And, really, that's the only way I can see escaping from the worst thing schooling does to young people:  It keeps them in a state of suspended adolescence in which they learn little more than how to obtain more schooling.  If that isn't the antithesis of learning from experience and learning how to think, I don't know what is.  That is because to remain in school, at any level, you have to do what you're told when you're told in the way you're told.  And you get approval--which, as often as not, translates into higher grades--by showing some kind of enthusiasm as you choke off your thought centers.

On the other hand, I don't think there is any way to learn anything save through experience.  You learn by doing; there is no other way.  Larissa has done quite a bit, which is why she understands so much--and, most of all, has confidence in herself.  That's the first thing some teachers and professors would try to destroy.  Have you ever noticed that so many educators talk so condescendingly, not only to their students, but to almost anyone who isn't an educator of some sort.  Education administrators are the worst offenders.  If you're a parent and tried to explain to an assistant principal that you simply can't take time off from work to meet with him or her, you know what I mean.

Larissa has escaped everything I've described.   My cousin has escaped from other things, I think.  He apologizes to me for his "lack" of "education" even though I insist that he has no reason to defer to me.  

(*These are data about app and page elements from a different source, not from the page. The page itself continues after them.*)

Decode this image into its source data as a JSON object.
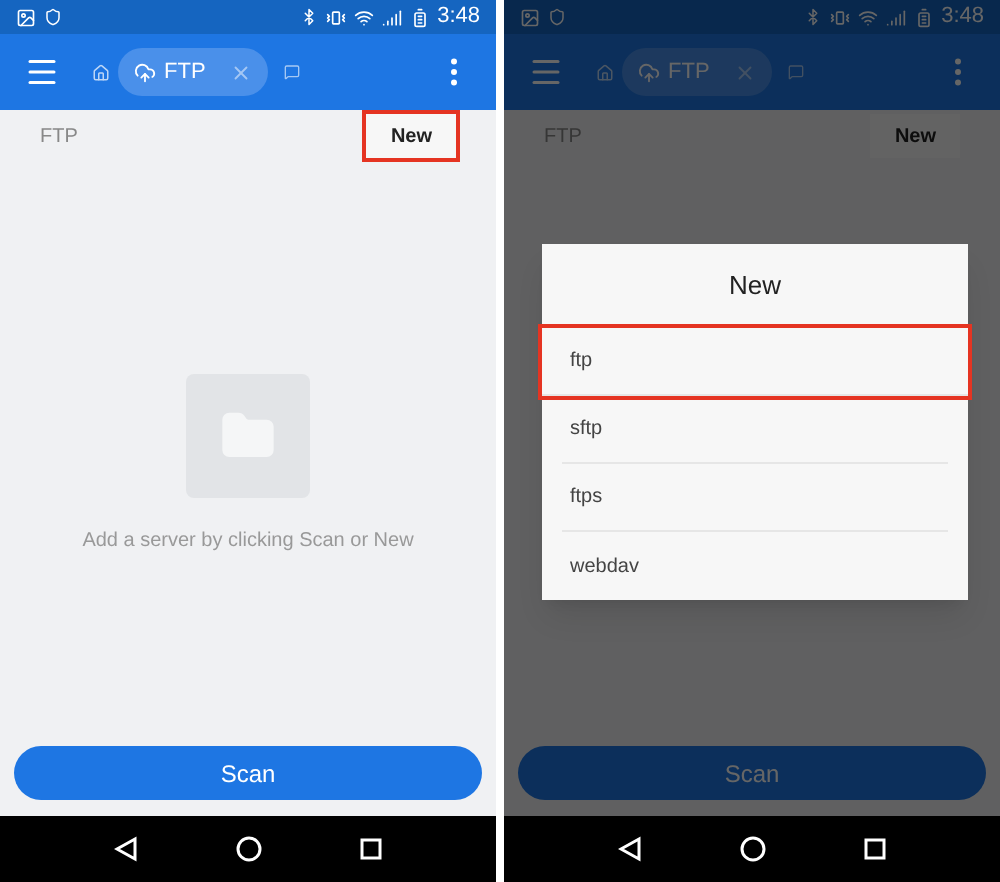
{
  "screens": [
    {
      "dimmed": false,
      "status_bar": {
        "time": "3:48"
      },
      "tab": {
        "label": "FTP"
      },
      "path_label": "FTP",
      "new_button": {
        "label": "New",
        "highlighted": true
      },
      "empty_state": {
        "message": "Add a server by clicking Scan or New"
      },
      "scan_button": {
        "label": "Scan"
      }
    },
    {
      "dimmed": true,
      "status_bar": {
        "time": "3:48"
      },
      "tab": {
        "label": "FTP"
      },
      "path_label": "FTP",
      "new_button": {
        "label": "New",
        "highlighted": false
      },
      "scan_button": {
        "label": "Scan"
      },
      "dialog": {
        "title": "New",
        "items": [
          {
            "label": "ftp",
            "highlighted": true
          },
          {
            "label": "sftp",
            "highlighted": false
          },
          {
            "label": "ftps",
            "highlighted": false
          },
          {
            "label": "webdav",
            "highlighted": false
          }
        ]
      }
    }
  ]
}
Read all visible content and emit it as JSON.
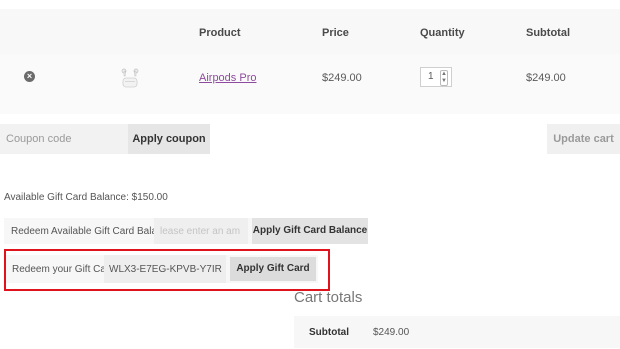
{
  "cart": {
    "headers": {
      "product": "Product",
      "price": "Price",
      "quantity": "Quantity",
      "subtotal": "Subtotal"
    },
    "items": [
      {
        "remove_symbol": "×",
        "thumbnail_icon": "airpods-thumbnail",
        "product": "Airpods Pro",
        "price": "$249.00",
        "quantity": "1",
        "subtotal": "$249.00"
      }
    ]
  },
  "coupon": {
    "placeholder": "Coupon code",
    "apply_label": "Apply coupon",
    "update_label": "Update cart"
  },
  "gift_card": {
    "balance_text": "Available Gift Card Balance: $150.00",
    "redeem_balance_label": "Redeem Available Gift Card Balance",
    "balance_placeholder": "lease enter an am",
    "apply_balance_label": "Apply Gift Card Balance",
    "redeem_card_label": "Redeem your Gift Card",
    "card_code_value": "WLX3-E7EG-KPVB-Y7IR",
    "apply_card_label": "Apply Gift Card",
    "highlight_color": "#e0131c"
  },
  "totals": {
    "title": "Cart totals",
    "subtotal_label": "Subtotal",
    "subtotal_value": "$249.00"
  },
  "colors": {
    "link": "#8e4a9d",
    "table_bg": "#f8f8f8"
  }
}
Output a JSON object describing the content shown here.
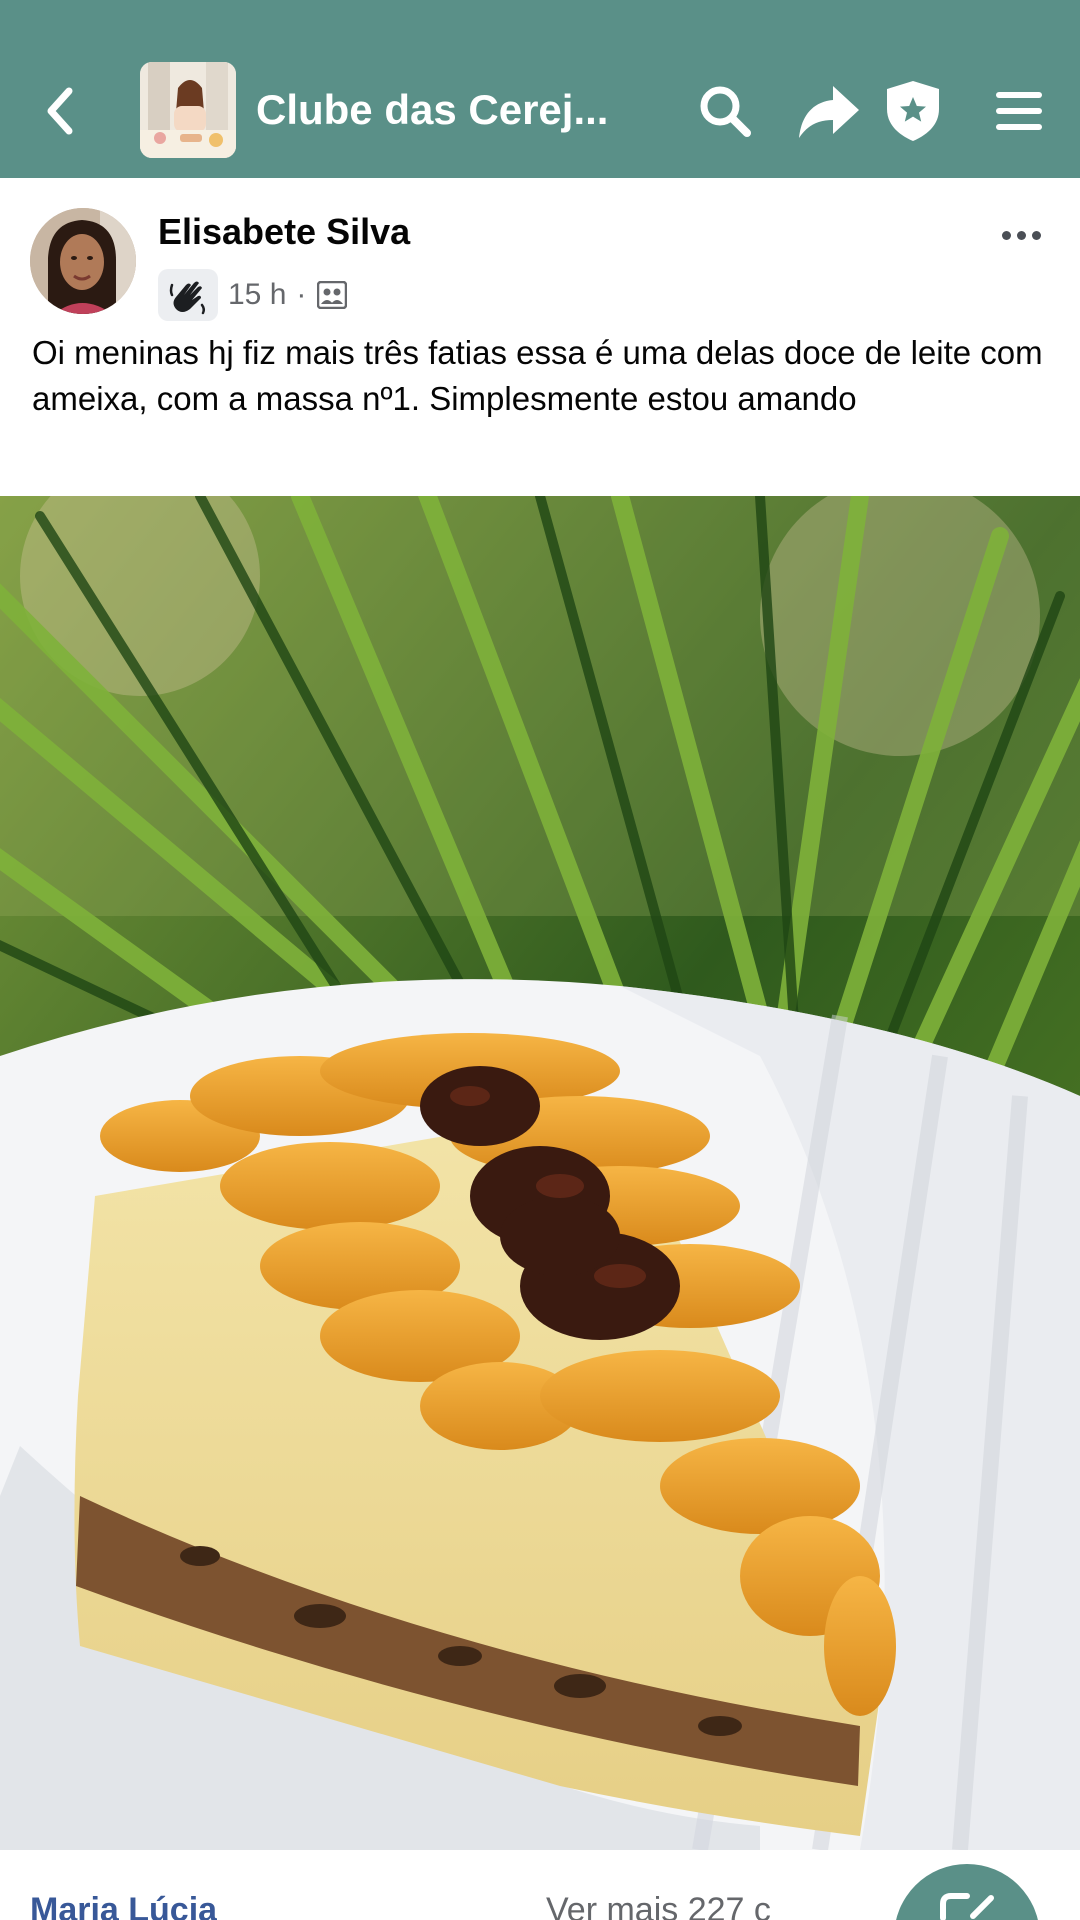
{
  "topbar": {
    "group_title": "Clube das Cerej...",
    "icons": {
      "back": "chevron-left-icon",
      "search": "search-icon",
      "share": "share-arrow-icon",
      "admin": "shield-star-icon",
      "menu": "hamburger-menu-icon"
    },
    "bar_color": "#5a9088"
  },
  "post": {
    "author": "Elisabete Silva",
    "time": "15 h",
    "separator": "·",
    "badge_icon": "waving-hand-icon",
    "privacy_icon": "group-members-icon",
    "text": "Oi meninas hj fiz mais três fatias essa é uma delas doce de leite com ameixa, com a massa nº1. Simplesmente estou amando",
    "more_icon": "more-horizontal-icon"
  },
  "footer": {
    "reactors": "Maria Lúcia",
    "comments": "Ver mais 227 c",
    "fab_icon": "compose-icon"
  }
}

We went out to dinner last night.   Back in August, I saw him for the first time since I was ten years old.  He'd heard about my transition and surgery, and the people who weren't talking to me because of them, and offered to be a friend.  He hasn't tried to "study" me or, thankfully, tried to fit me into some gender-studies category.   

I am happy that we've reunited after the decades we've been apart.  And he's been very kind to me.  But last night, I started to believe that he wanted my friendship as much as he wanted to give me his.  I don't mind that at all.  As we talked, he described some rejections he has experienced from people who were related, or simply close, to him.  While he lost those relationships for entirely different reasons than I've lost mine, I do understand, at least somewhat, how he feels about them.  So, while he may not need me (which is also fine), I realized that, perhaps, he felt that I have something to offer him besides our familial (if peripherally so) relationship.

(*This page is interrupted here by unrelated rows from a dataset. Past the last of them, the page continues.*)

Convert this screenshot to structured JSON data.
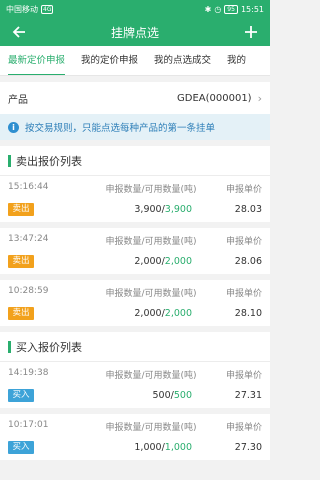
{
  "status_bar": {
    "carrier": "中国移动",
    "network": "4G",
    "battery": "95",
    "time": "15:51"
  },
  "app_bar": {
    "title": "挂牌点选"
  },
  "tabs": [
    {
      "label": "最新定价申报",
      "active": true
    },
    {
      "label": "我的定价申报",
      "active": false
    },
    {
      "label": "我的点选成交",
      "active": false
    },
    {
      "label": "我的",
      "active": false
    }
  ],
  "product": {
    "label": "产品",
    "value": "GDEA(000001)"
  },
  "notice": {
    "text": "按交易规则，只能点选每种产品的第一条挂单"
  },
  "sell_section": {
    "title": "卖出报价列表",
    "rows": [
      {
        "time": "15:16:44",
        "qty_header": "申报数量/可用数量(吨)",
        "price_header": "申报单价",
        "side": "卖出",
        "qty": "3,900",
        "avail": "3,900",
        "price": "28.03"
      },
      {
        "time": "13:47:24",
        "qty_header": "申报数量/可用数量(吨)",
        "price_header": "申报单价",
        "side": "卖出",
        "qty": "2,000",
        "avail": "2,000",
        "price": "28.06"
      },
      {
        "time": "10:28:59",
        "qty_header": "申报数量/可用数量(吨)",
        "price_header": "申报单价",
        "side": "卖出",
        "qty": "2,000",
        "avail": "2,000",
        "price": "28.10"
      }
    ]
  },
  "buy_section": {
    "title": "买入报价列表",
    "rows": [
      {
        "time": "14:19:38",
        "qty_header": "申报数量/可用数量(吨)",
        "price_header": "申报单价",
        "side": "买入",
        "qty": "500",
        "avail": "500",
        "price": "27.31"
      },
      {
        "time": "10:17:01",
        "qty_header": "申报数量/可用数量(吨)",
        "price_header": "申报单价",
        "side": "买入",
        "qty": "1,000",
        "avail": "1,000",
        "price": "27.30"
      }
    ]
  },
  "colors": {
    "primary": "#2aae6e",
    "sell_tag": "#f2a11c",
    "buy_tag": "#3da3d8",
    "notice_bg": "#e4f1f7"
  },
  "icons": {
    "back": "arrow-left-icon",
    "add": "plus-icon",
    "chevron": "chevron-right-icon",
    "info": "info-icon"
  }
}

And, as with Larissa, it's nice to have a conversation with him because I can sense real efforts at, rather than mere gestures of, thought and feeling.  It's really nice not to listen to received opinions conveyed through rehearsed lines--or simply to feel smugness practically  oozing out of someone who's never met the kinds of people he or she is talking about.  

Oh well.  Two nice encounters in two days.  I am fortunate indeed.